> Problem to work on: Read the records below and copy each line that contains "common".

> Record set:
☆ ☆ ☆

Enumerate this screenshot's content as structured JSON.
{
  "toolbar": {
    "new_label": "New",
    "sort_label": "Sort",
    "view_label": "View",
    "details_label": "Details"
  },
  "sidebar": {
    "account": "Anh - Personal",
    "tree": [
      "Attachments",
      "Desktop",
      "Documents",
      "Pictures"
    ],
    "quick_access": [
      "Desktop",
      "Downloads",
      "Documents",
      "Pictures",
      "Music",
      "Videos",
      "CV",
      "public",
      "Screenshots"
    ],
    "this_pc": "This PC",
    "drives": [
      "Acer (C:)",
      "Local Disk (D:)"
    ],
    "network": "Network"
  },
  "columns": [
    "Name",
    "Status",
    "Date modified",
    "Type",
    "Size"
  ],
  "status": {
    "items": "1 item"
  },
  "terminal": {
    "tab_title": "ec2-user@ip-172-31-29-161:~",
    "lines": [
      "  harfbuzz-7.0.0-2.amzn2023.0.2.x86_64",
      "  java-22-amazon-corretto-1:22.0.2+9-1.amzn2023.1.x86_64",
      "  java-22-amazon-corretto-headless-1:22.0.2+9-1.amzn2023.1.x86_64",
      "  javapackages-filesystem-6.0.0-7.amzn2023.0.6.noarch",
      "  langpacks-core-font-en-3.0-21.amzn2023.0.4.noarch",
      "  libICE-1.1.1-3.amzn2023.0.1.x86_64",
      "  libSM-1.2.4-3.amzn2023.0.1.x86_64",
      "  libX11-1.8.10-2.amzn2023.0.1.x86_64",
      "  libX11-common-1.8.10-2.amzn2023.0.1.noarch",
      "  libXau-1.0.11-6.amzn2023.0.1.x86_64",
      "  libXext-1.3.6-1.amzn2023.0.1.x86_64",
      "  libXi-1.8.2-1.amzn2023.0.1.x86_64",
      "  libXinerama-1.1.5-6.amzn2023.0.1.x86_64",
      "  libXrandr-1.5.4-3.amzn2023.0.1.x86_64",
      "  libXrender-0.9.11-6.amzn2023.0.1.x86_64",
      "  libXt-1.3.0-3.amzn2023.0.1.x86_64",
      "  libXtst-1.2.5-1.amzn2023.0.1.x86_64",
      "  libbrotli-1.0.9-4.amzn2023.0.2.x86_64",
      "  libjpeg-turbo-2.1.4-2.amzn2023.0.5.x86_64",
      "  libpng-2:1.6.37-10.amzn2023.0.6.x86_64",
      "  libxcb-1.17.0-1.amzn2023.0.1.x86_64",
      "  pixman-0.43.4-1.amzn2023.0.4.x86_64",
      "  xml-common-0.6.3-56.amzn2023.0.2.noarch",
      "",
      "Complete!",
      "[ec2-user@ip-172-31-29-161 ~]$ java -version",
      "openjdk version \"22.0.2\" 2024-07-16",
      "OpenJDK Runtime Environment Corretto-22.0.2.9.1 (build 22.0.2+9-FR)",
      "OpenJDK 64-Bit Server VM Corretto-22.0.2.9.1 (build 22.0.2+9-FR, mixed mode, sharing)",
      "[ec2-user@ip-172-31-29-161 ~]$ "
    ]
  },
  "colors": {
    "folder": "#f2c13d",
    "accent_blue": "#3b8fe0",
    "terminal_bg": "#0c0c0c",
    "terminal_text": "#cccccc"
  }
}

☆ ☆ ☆

> Written solution:
      "  libX11-common-1.8.10-2.amzn2023.0.1.noarch",
      "  xml-common-0.6.3-56.amzn2023.0.2.noarch",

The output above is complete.